Every achievement I’ve been proud of in my life has been the result of countless small, trivial, and seemingly easy actions taken over the course of days, weeks, months, and years to create the grander end result.
Each keystroke, sentence, and paragraph of this book I’m writing has been easy to type so far, but together they’re turning into something I’ll be incredibly proud of. Every minute of the months I spent in high school teaching myself to do a backflip went by without thinking too much, but to this day it’s one of the challenges I’ve enjoyed most. The emails I sent and the conversations I had that secured this marvelous opportunity I have to work at GitHub weren’t especially challenging on their own, but the positive impact this job has had on my life has been remarkable.
These are a few of the things in my life I’m incredibly proud of, but I’m not sharing them to brag. I’m bringing them up because I think they point to a useful lesson that anyone can harness for themselves. All significant achievements look challenging, daunting, and nebulous when thought about in aggregate. When you deconstruct the individual daily actions each outcome actually requires though, what’s there? Not much. Just a few simple actions that stack up on the ones from yesterday.
What’s interesting is that the exact same thing can be said about all the times I’ve wound up disappointed at the outcomes I’ve created for myself. Equally countless, small, trivial actions taken each day can result in you becoming entrenched in behaviour patterns that keep you miserable and frustrated. Losing your physical fitness happens one day at a time. Becoming resentful about your job can happen one email at a time. Finding yourself in crushing amounts of debt can happen one credit card swipe at a time. Winding up with a blog that never gets updated happens… you guessed it… one day at a time.

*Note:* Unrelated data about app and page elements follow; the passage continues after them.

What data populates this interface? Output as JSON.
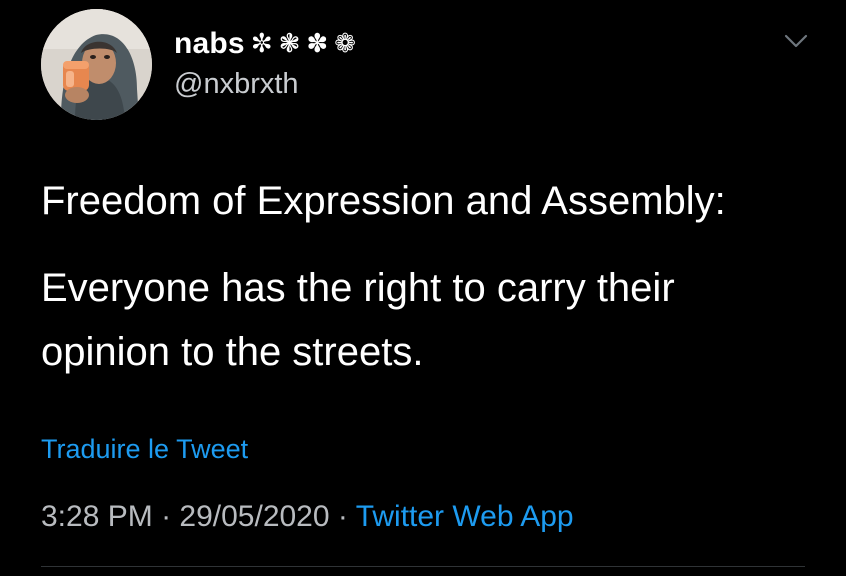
{
  "author": {
    "display_name": "nabs",
    "flower_1": "✼",
    "flower_2": "❃",
    "flower_3": "✽",
    "flower_4": "❁",
    "handle": "@nxbrxth"
  },
  "tweet": {
    "line_1": "Freedom of Expression and Assembly:",
    "line_2": "Everyone has the right to carry their",
    "line_3": "opinion to the streets.",
    "translate_label": "Traduire le Tweet"
  },
  "meta": {
    "time": "3:28 PM",
    "separator_1": " · ",
    "date": "29/05/2020",
    "separator_2": " · ",
    "source": "Twitter Web App"
  },
  "icons": {
    "menu": "chevron-down-icon"
  },
  "colors": {
    "background": "#000000",
    "text": "#ffffff",
    "secondary_text": "#b8bbbf",
    "link": "#1d9bf0"
  }
}
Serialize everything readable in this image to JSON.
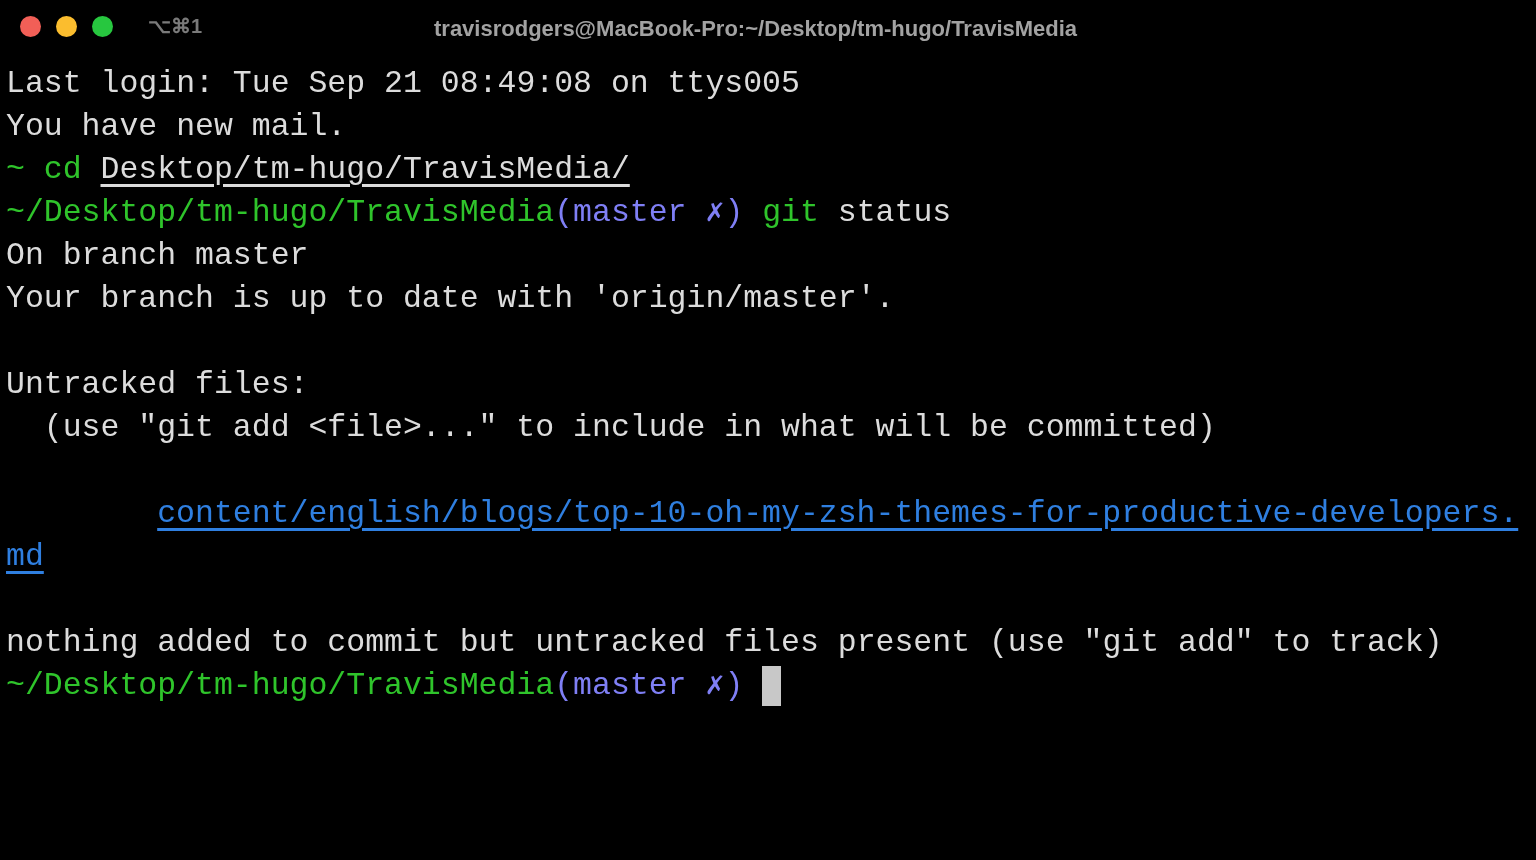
{
  "window": {
    "title": "travisrodgers@MacBook-Pro:~/Desktop/tm-hugo/TravisMedia",
    "shortcut": "⌥⌘1"
  },
  "lines": [
    {
      "kind": "text",
      "segments": [
        {
          "kind": "output",
          "text": "Last login: Tue Sep 21 08:49:08 on ttys005"
        }
      ]
    },
    {
      "kind": "text",
      "segments": [
        {
          "kind": "output",
          "text": "You have new mail."
        }
      ]
    },
    {
      "kind": "text",
      "segments": [
        {
          "kind": "prompt",
          "text": "~"
        },
        {
          "kind": "command",
          "text": "cd"
        },
        {
          "kind": "path",
          "text": "Desktop/tm-hugo/TravisMedia/"
        }
      ]
    },
    {
      "kind": "text",
      "segments": [
        {
          "kind": "prompt",
          "text": "~/Desktop/tm-hugo/TravisMedia"
        },
        {
          "kind": "branch",
          "text": "(master ✗)"
        },
        {
          "kind": "command",
          "text": "git"
        },
        {
          "kind": "output",
          "text": "status"
        }
      ]
    },
    {
      "kind": "text",
      "segments": [
        {
          "kind": "output",
          "text": "On branch master"
        }
      ]
    },
    {
      "kind": "text",
      "segments": [
        {
          "kind": "output",
          "text": "Your branch is up to date with 'origin/master'."
        }
      ]
    },
    {
      "kind": "blank"
    },
    {
      "kind": "text",
      "segments": [
        {
          "kind": "output",
          "text": "Untracked files:"
        }
      ]
    },
    {
      "kind": "hint",
      "segments": [
        {
          "kind": "output",
          "text": "(use \"git add <file>...\" to include in what will be committed)"
        }
      ]
    },
    {
      "kind": "blank"
    },
    {
      "kind": "file",
      "segments": [
        {
          "kind": "file",
          "text": "content/english/blogs/top-10-oh-my-zsh-themes-for-productive-developers."
        }
      ]
    },
    {
      "kind": "text",
      "segments": [
        {
          "kind": "file",
          "text": "md"
        }
      ]
    },
    {
      "kind": "blank"
    },
    {
      "kind": "text",
      "segments": [
        {
          "kind": "output",
          "text": "nothing added to commit but untracked files present (use \"git add\" to track)"
        }
      ]
    },
    {
      "kind": "text",
      "segments": [
        {
          "kind": "prompt",
          "text": "~/Desktop/tm-hugo/TravisMedia"
        },
        {
          "kind": "branch",
          "text": "(master ✗)"
        },
        {
          "kind": "cursor"
        }
      ]
    }
  ]
}
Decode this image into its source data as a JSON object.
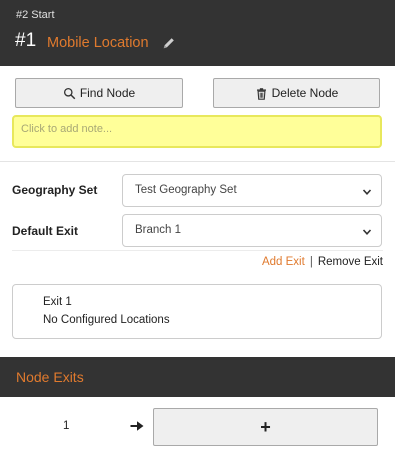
{
  "header": {
    "breadcrumb": "#2 Start",
    "node_number": "#1",
    "node_title": "Mobile Location",
    "edit_icon": "pencil-icon"
  },
  "toolbar": {
    "find_label": "Find Node",
    "find_icon": "search-icon",
    "delete_label": "Delete Node",
    "delete_icon": "trash-icon"
  },
  "note": {
    "placeholder": "Click to add note..."
  },
  "form": {
    "geography_label": "Geography Set",
    "geography_value": "Test Geography Set",
    "default_exit_label": "Default Exit",
    "default_exit_value": "Branch 1"
  },
  "exit_actions": {
    "add_label": "Add Exit",
    "separator": "|",
    "remove_label": "Remove Exit"
  },
  "exit_card": {
    "name": "Exit 1",
    "description": "No Configured Locations"
  },
  "node_exits": {
    "title": "Node Exits",
    "rows": [
      {
        "number": "1",
        "button_label": "+"
      }
    ]
  },
  "colors": {
    "header_bg": "#333333",
    "accent": "#e07a2e",
    "note_bg": "#ffff99",
    "button_bg": "#efefef"
  }
}
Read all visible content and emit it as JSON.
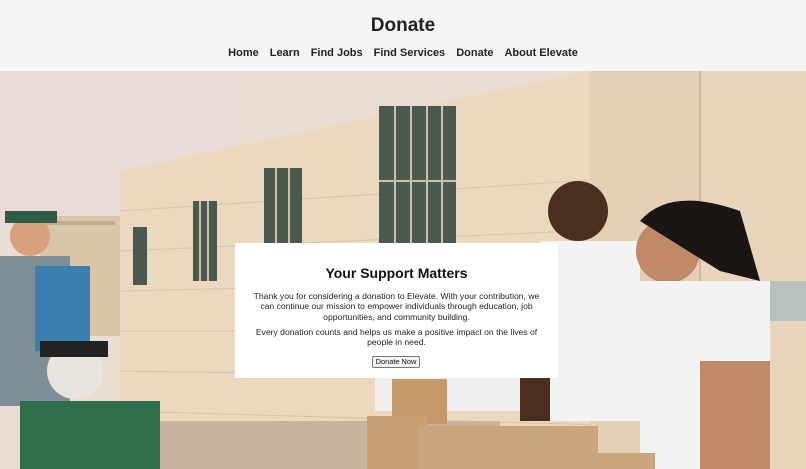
{
  "header": {
    "title": "Donate",
    "nav": [
      {
        "label": "Home"
      },
      {
        "label": "Learn"
      },
      {
        "label": "Find Jobs"
      },
      {
        "label": "Find Services"
      },
      {
        "label": "Donate"
      },
      {
        "label": "About Elevate"
      }
    ]
  },
  "hero": {
    "image_icon": "volunteers-photo"
  },
  "card": {
    "title": "Your Support Matters",
    "paragraph1": "Thank you for considering a donation to Elevate. With your contribution, we can continue our mission to empower individuals through education, job opportunities, and community building.",
    "paragraph2": "Every donation counts and helps us make a positive impact on the lives of people in need.",
    "button_label": "Donate Now"
  },
  "colors": {
    "header_bg": "#f5f5f5",
    "card_bg": "#ffffff",
    "text": "#222222"
  }
}
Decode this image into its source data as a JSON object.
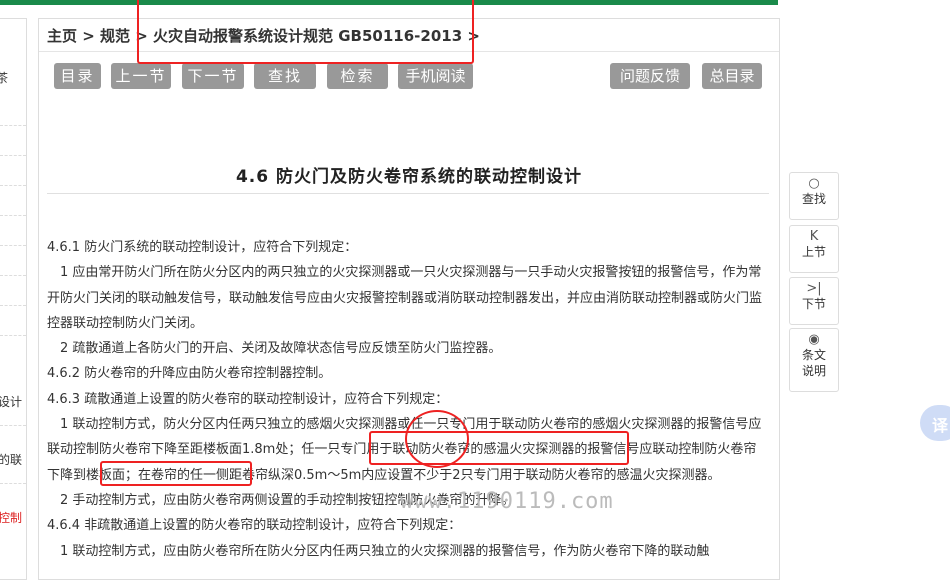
{
  "breadcrumb": "主页 > 规范 > 火灾自动报警系统设计规范 GB50116-2013 >",
  "toolbar": {
    "catalog": "目录",
    "prev": "上一节",
    "next": "下一节",
    "find": "查找",
    "search": "检索",
    "mobile": "手机阅读",
    "feedback": "问题反馈",
    "toc": "总目录"
  },
  "left_panel": {
    "items": [
      "茶",
      "设计",
      "的联",
      "控制"
    ]
  },
  "section_title": "4.6 防火门及防火卷帘系统的联动控制设计",
  "paragraphs": [
    "4.6.1 防火门系统的联动控制设计，应符合下列规定：",
    "1 应由常开防火门所在防火分区内的两只独立的火灾探测器或一只火灾探测器与一只手动火灾报警按钮的报警信号，作为常开防火门关闭的联动触发信号，联动触发信号应由火灾报警控制器或消防联动控制器发出，并应由消防联动控制器或防火门监控器联动控制防火门关闭。",
    "2 疏散通道上各防火门的开启、关闭及故障状态信号应反馈至防火门监控器。",
    "4.6.2 防火卷帘的升降应由防火卷帘控制器控制。",
    "4.6.3 疏散通道上设置的防火卷帘的联动控制设计，应符合下列规定：",
    "1 联动控制方式，防火分区内任两只独立的感烟火灾探测器或任一只专门用于联动防火卷帘的感烟火灾探测器的报警信号应联动控制防火卷帘下降至距楼板面1.8m处；任一只专门用于联动防火卷帘的感温火灾探测器的报警信号应联动控制防火卷帘下降到楼板面；在卷帘的任一侧距卷帘纵深0.5m～5m内应设置不少于2只专门用于联动防火卷帘的感温火灾探测器。",
    "2 手动控制方式，应由防火卷帘两侧设置的手动控制按钮控制防火卷帘的升降。",
    "4.6.4 非疏散通道上设置的防火卷帘的联动控制设计，应符合下列规定：",
    "1 联动控制方式，应由防火卷帘所在防火分区内任两只独立的火灾探测器的报警信号，作为防火卷帘下降的联动触"
  ],
  "watermark": "www.1190119.com",
  "side": {
    "search": "查找",
    "prev": "上节",
    "next": "下节",
    "explain_line1": "条文",
    "explain_line2": "说明"
  },
  "translate_label": "译",
  "colors": {
    "top_bar": "#1a8a4a",
    "button": "#999999",
    "annotation": "#ee2222"
  }
}
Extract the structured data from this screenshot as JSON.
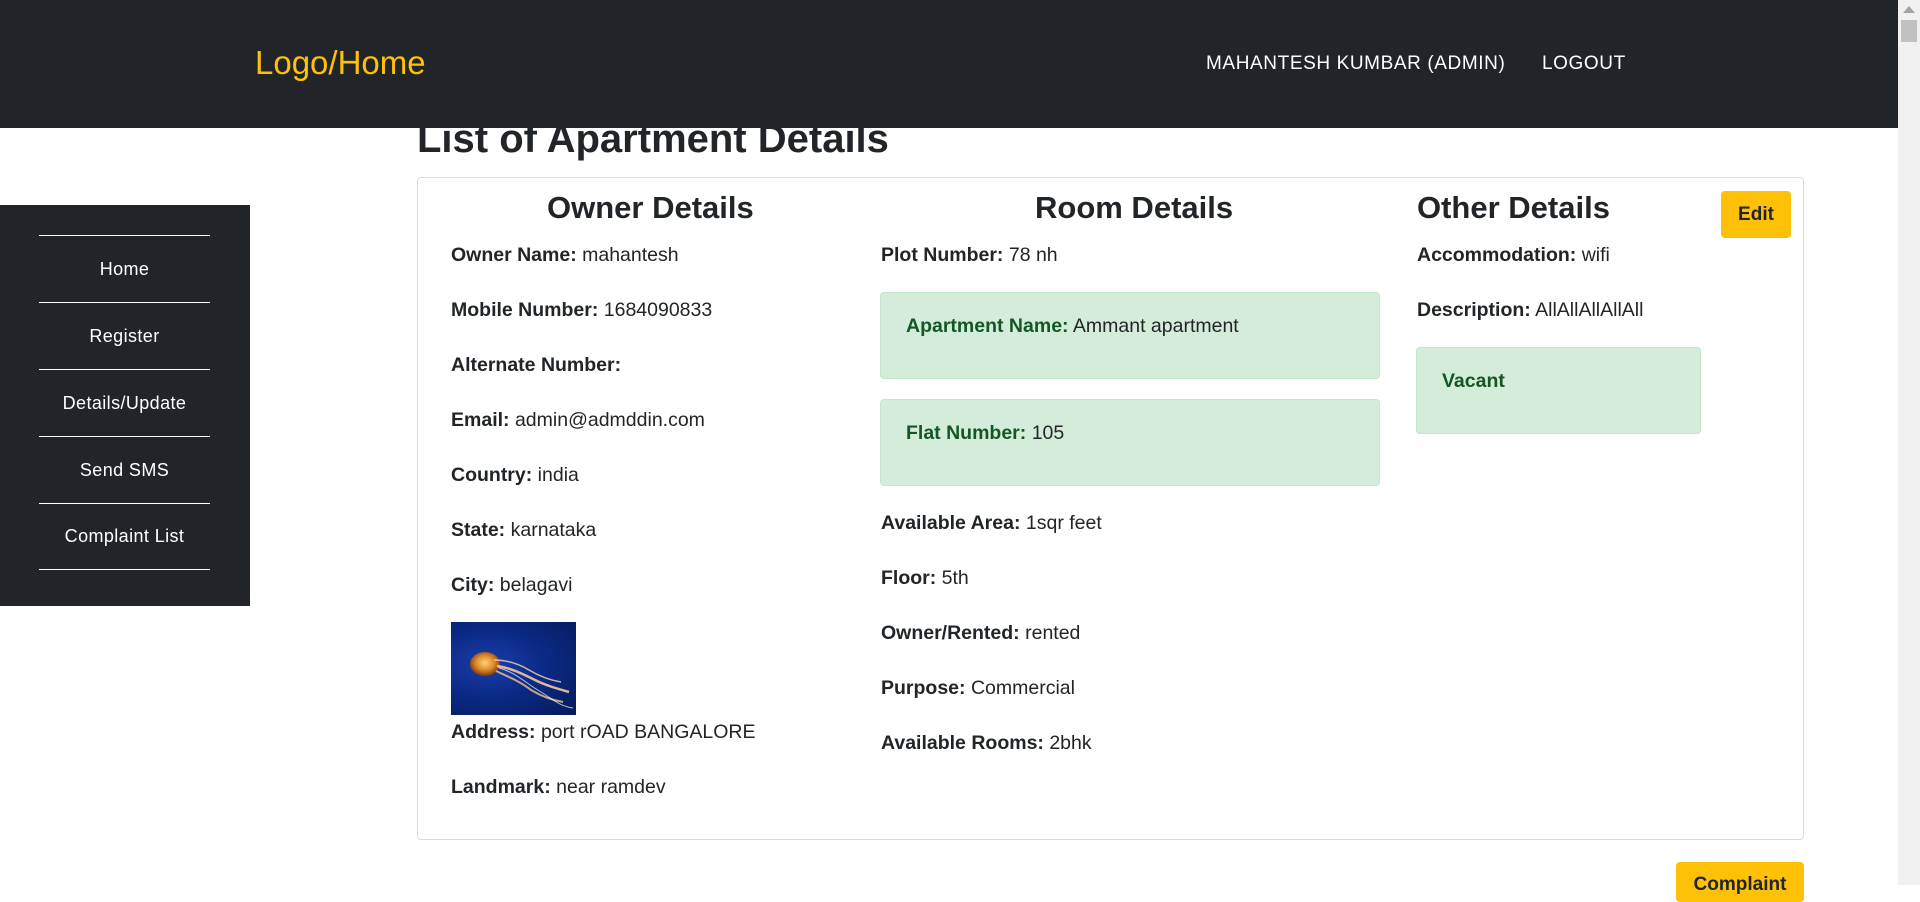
{
  "navbar": {
    "brand": "Logo/Home",
    "user": "MAHANTESH KUMBAR (ADMIN)",
    "logout": "LOGOUT"
  },
  "sidebar": {
    "items": [
      {
        "label": "Home"
      },
      {
        "label": "Register"
      },
      {
        "label": "Details/Update"
      },
      {
        "label": "Send SMS"
      },
      {
        "label": "Complaint List"
      }
    ]
  },
  "page": {
    "title": "List of Apartment Details"
  },
  "owner": {
    "heading": "Owner Details",
    "name_label": "Owner Name:",
    "name": "mahantesh",
    "mobile_label": "Mobile Number:",
    "mobile": "1684090833",
    "alt_label": "Alternate Number:",
    "alt": "",
    "email_label": "Email:",
    "email": "admin@admddin.com",
    "country_label": "Country:",
    "country": "india",
    "state_label": "State:",
    "state": "karnataka",
    "city_label": "City:",
    "city": "belagavi",
    "address_label": "Address:",
    "address": "port rOAD BANGALORE",
    "landmark_label": "Landmark:",
    "landmark": "near ramdev"
  },
  "room": {
    "heading": "Room Details",
    "plot_label": "Plot Number:",
    "plot": "78 nh",
    "apartment_label": "Apartment Name:",
    "apartment": "Ammant apartment",
    "flat_label": "Flat Number:",
    "flat": "105",
    "area_label": "Available Area:",
    "area": "1sqr feet",
    "floor_label": "Floor:",
    "floor": "5th",
    "owner_rented_label": "Owner/Rented:",
    "owner_rented": "rented",
    "purpose_label": "Purpose:",
    "purpose": "Commercial",
    "rooms_label": "Available Rooms:",
    "rooms": "2bhk"
  },
  "other": {
    "heading": "Other Details",
    "accommodation_label": "Accommodation:",
    "accommodation": "wifi",
    "description_label": "Description:",
    "description": "AllAllAllAllAll",
    "status": "Vacant"
  },
  "buttons": {
    "edit": "Edit",
    "complaint": "Complaint"
  },
  "colors": {
    "navbar_bg": "#212529",
    "brand": "#ffc107",
    "accent_button": "#ffc107",
    "alert_bg": "#d4edda",
    "alert_text": "#155724"
  }
}
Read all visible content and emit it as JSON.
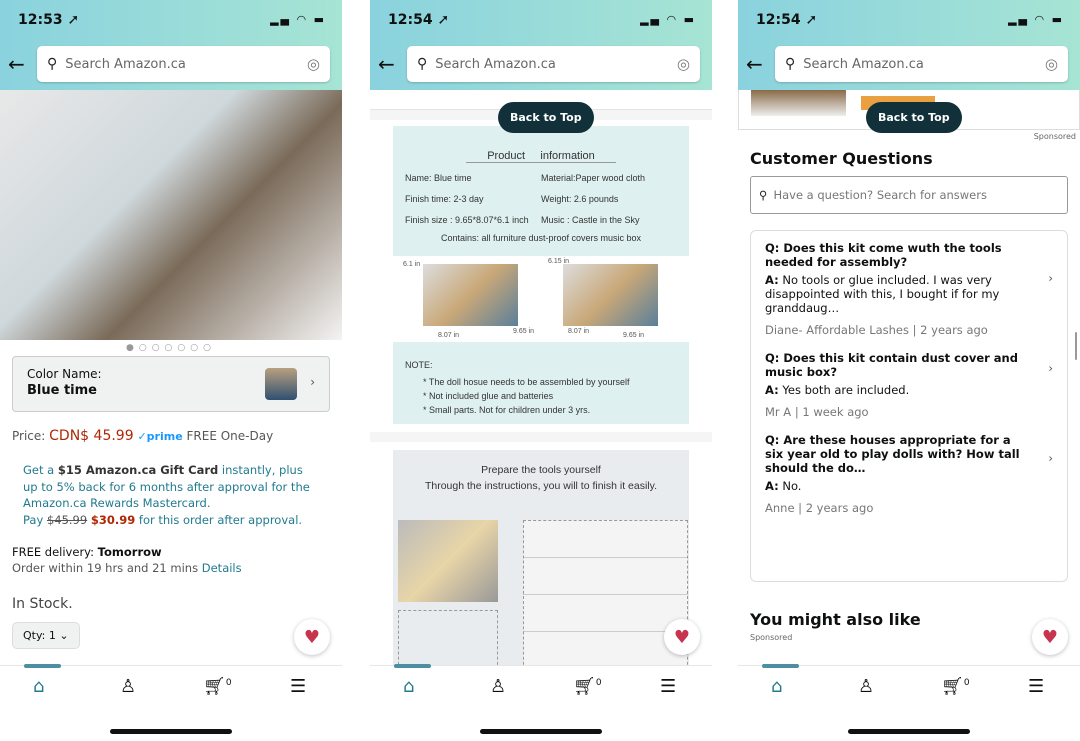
{
  "screens": [
    {
      "time": "12:53 ➚",
      "search_placeholder": "Search Amazon.ca"
    },
    {
      "time": "12:54 ➚",
      "search_placeholder": "Search Amazon.ca"
    },
    {
      "time": "12:54 ➚",
      "search_placeholder": "Search Amazon.ca"
    }
  ],
  "product": {
    "color_label": "Color Name:",
    "color_value": "Blue time",
    "price_label": "Price:",
    "price": "CDN$ 45.99",
    "prime": "✓prime",
    "shipping": "FREE One-Day",
    "offer": {
      "a": "Get a ",
      "b": "$15 Amazon.ca Gift Card",
      "c": " instantly, plus up to 5% back for 6 months after approval for the Amazon.ca Rewards Mastercard.",
      "pay": "Pay ",
      "old": "$45.99",
      "new": "$30.99",
      "tail": " for this order after approval."
    },
    "delivery_label": "FREE delivery: ",
    "delivery_day": "Tomorrow",
    "order_within": "Order within 19 hrs and 21 mins ",
    "details": "Details",
    "stock": "In Stock.",
    "qty": "Qty: 1"
  },
  "back_to_top": "Back to Top",
  "info": {
    "title": "Product     information",
    "rows": [
      [
        "Name: Blue time",
        "Material:Paper  wood  cloth"
      ],
      [
        "Finish time: 2-3 day",
        "Weight: 2.6 pounds"
      ],
      [
        "Finish size : 9.65*8.07*6.1 inch",
        "Music : Castle in the Sky"
      ]
    ],
    "contains": "Contains: all furniture  dust-proof covers  music box",
    "dims": [
      "6.1 in",
      "8.07 in",
      "9.65 in",
      "6.15 in",
      "8.07 in",
      "9.65 in"
    ],
    "note_title": "NOTE:",
    "notes": [
      "*  The doll hosue needs to be assembled by yourself",
      "*  Not included glue and batteries",
      "*  Small parts. Not for children under 3 yrs."
    ],
    "tools_title": "Prepare the tools yourself",
    "tools_sub": "Through the instructions, you will to finish it easily."
  },
  "sponsored": "Sponsored",
  "questions": {
    "heading": "Customer Questions",
    "placeholder": "Have a question? Search for answers",
    "items": [
      {
        "q": "Q: Does this kit come wuth the tools needed for assembly?",
        "a_label": "A:",
        "a": " No tools or glue included. I was very disappointed with this, I bought if for my granddaug…",
        "meta": "Diane- Affordable Lashes |  2 years ago"
      },
      {
        "q": "Q: Does this kit contain dust cover and music box?",
        "a_label": "A:",
        "a": " Yes both are included.",
        "meta": "Mr A |  1 week ago"
      },
      {
        "q": "Q: Are these houses appropriate for a six year old to play dolls with? How tall should the do…",
        "a_label": "A:",
        "a": " No.",
        "meta": "Anne |  2 years ago"
      }
    ]
  },
  "also_like": "You might also like",
  "nav": {
    "cart_count": "0"
  },
  "colors": {
    "accent": "#217b8f",
    "price": "#b12704",
    "heart": "#c7344f",
    "button": "#12303a"
  }
}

Even little things that don’t appear to have tangible cumulative effects will sneak up on you. Hitting the snooze button on your alarm like you did twice this morning didn’t hurt anyone, right? Well, that’s debatable. If you start every day for 30 years with the mindset that you’d rather be unconscious than face the first hour of the day, that will definitely have some kind of effect on the direction your life takes. It’s probably not a net positive.
Hitting snooze is easy. Swinging your feet over the side of the bed and standing up is also pretty easy. The individual actions are easy-peasy-lemon-squeezy, either way. What’s hard is to stay aware of the direction your daily actions are taking you, and to be deliberate about which set of easy actions you decide to take. Moment to moment, it all matters.
It’s important not to make yourself feel guilty or ashamed of the times when you’ve made decisions that haven’t helped you get where you want to go. Making yourself wrong isn’t helpful. Instead, what’s helpful is to focus your energy on what you can control. What are the easy things you’re going to do today to get you where you want at the end of the week? What easy things are you going to do today to put you in a great position at the end of the year? What can you take action on today in a small way that will move you closer to where you want to be in five years time?
Whatever your definition of success is, it’s easy to become that. Whatever your definition of mediocrity is, it’s easy to become that too. It’s the decisions you make about which set of easy actions you take that will make the difference.
You’ve already made a number of decisions today that are taking you somewhere. Are you happy with that direction? If not, what are you going to do about it?